THE PROBLEM:
Look for the string "JSON" in the listing. Copy each line that has it.

· · · ·

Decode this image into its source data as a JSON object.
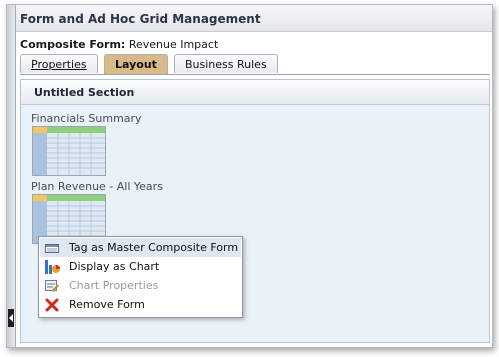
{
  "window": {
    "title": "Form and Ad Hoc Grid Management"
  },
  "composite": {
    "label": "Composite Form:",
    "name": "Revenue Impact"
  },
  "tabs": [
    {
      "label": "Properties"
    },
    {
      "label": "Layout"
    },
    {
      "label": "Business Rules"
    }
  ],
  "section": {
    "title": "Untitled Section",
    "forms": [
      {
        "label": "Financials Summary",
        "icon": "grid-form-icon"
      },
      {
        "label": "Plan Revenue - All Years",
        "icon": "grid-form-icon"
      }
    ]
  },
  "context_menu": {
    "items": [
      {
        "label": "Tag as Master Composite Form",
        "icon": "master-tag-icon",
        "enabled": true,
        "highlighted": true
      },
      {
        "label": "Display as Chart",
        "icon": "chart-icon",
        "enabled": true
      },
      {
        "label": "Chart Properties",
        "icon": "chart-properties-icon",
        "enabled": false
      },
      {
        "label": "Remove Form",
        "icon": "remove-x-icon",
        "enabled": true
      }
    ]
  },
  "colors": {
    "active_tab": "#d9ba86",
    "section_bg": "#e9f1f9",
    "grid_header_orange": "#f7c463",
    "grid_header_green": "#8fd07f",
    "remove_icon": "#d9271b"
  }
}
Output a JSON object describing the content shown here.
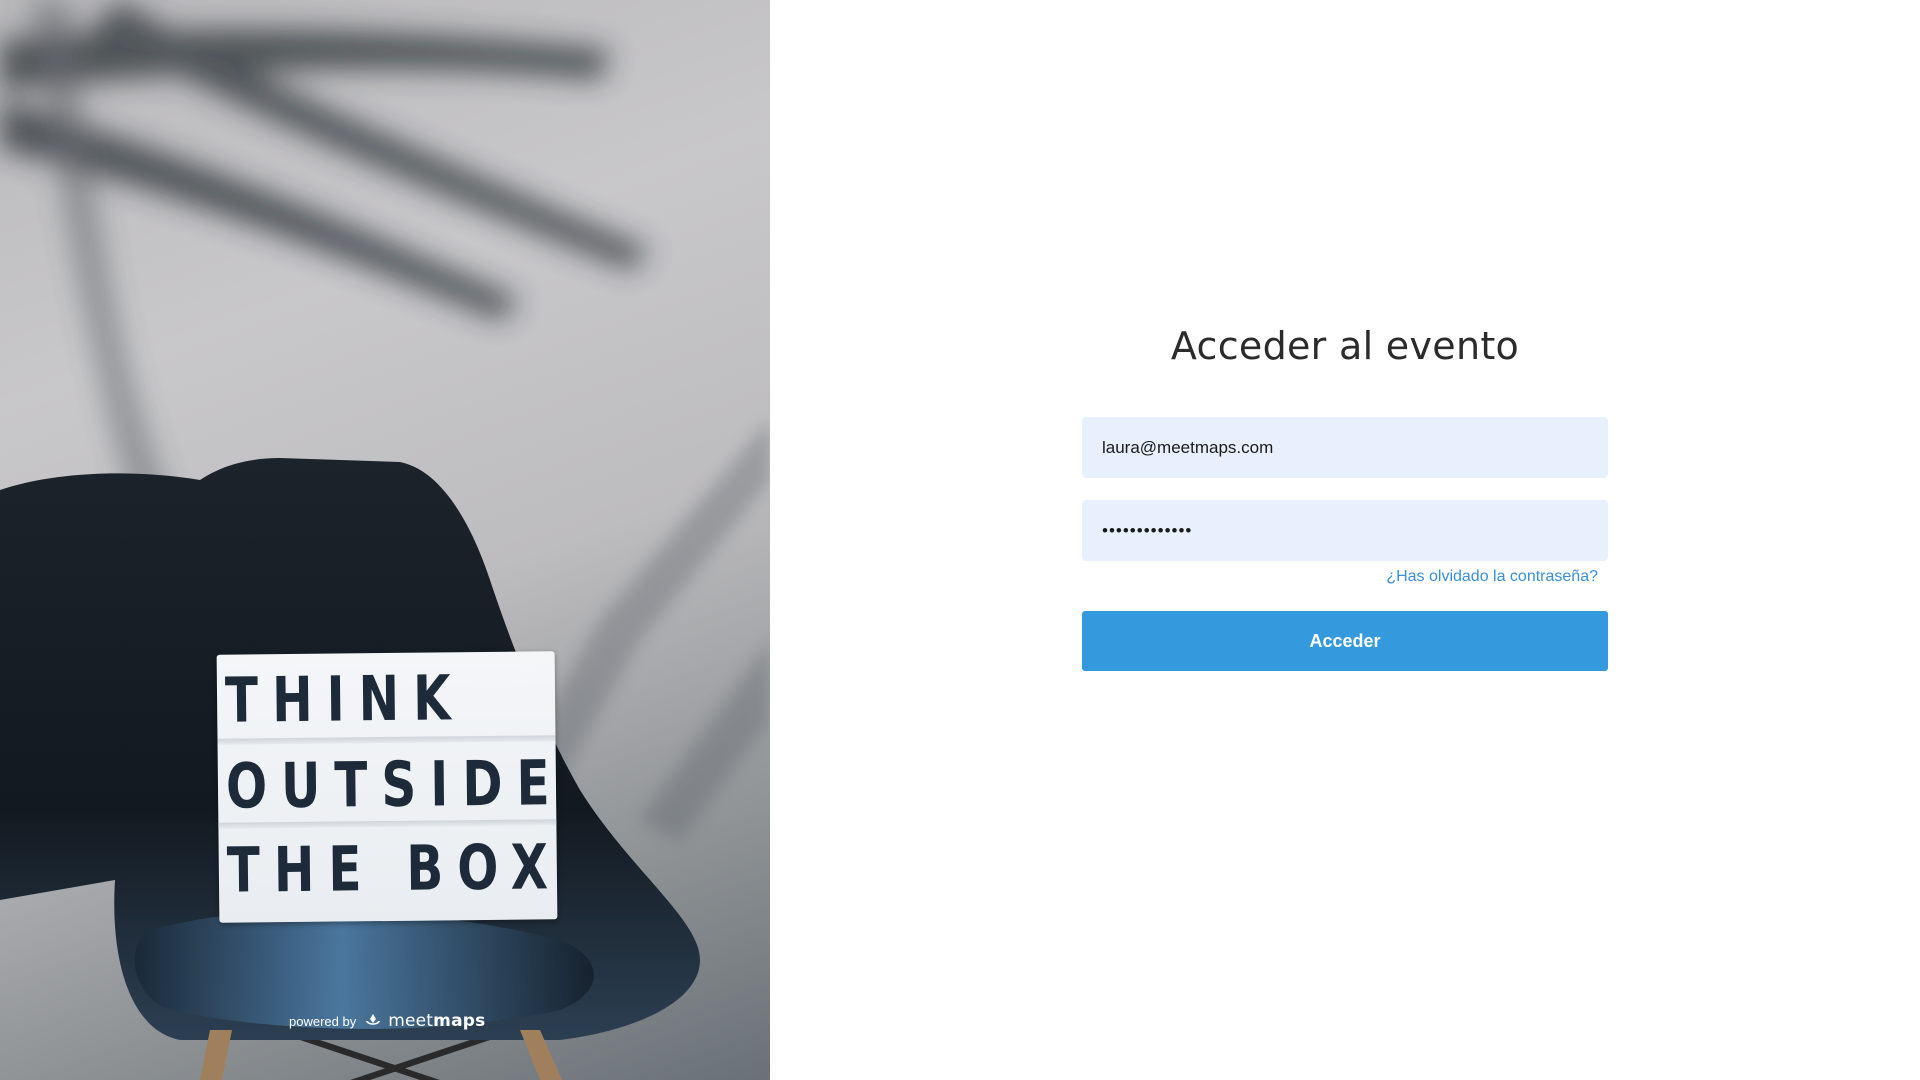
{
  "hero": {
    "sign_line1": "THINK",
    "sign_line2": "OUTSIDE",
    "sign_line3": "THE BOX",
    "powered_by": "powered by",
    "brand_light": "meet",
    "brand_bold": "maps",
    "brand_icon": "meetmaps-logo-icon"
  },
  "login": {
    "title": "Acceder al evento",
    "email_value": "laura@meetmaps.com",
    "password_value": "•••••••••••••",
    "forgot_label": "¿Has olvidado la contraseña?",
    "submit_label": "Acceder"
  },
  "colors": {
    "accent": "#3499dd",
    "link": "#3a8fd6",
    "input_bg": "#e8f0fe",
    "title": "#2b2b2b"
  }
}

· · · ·

WRITTEN ANSWER:
Decode this image into its source data as a JSON object.
Output a JSON object describing the content shown here.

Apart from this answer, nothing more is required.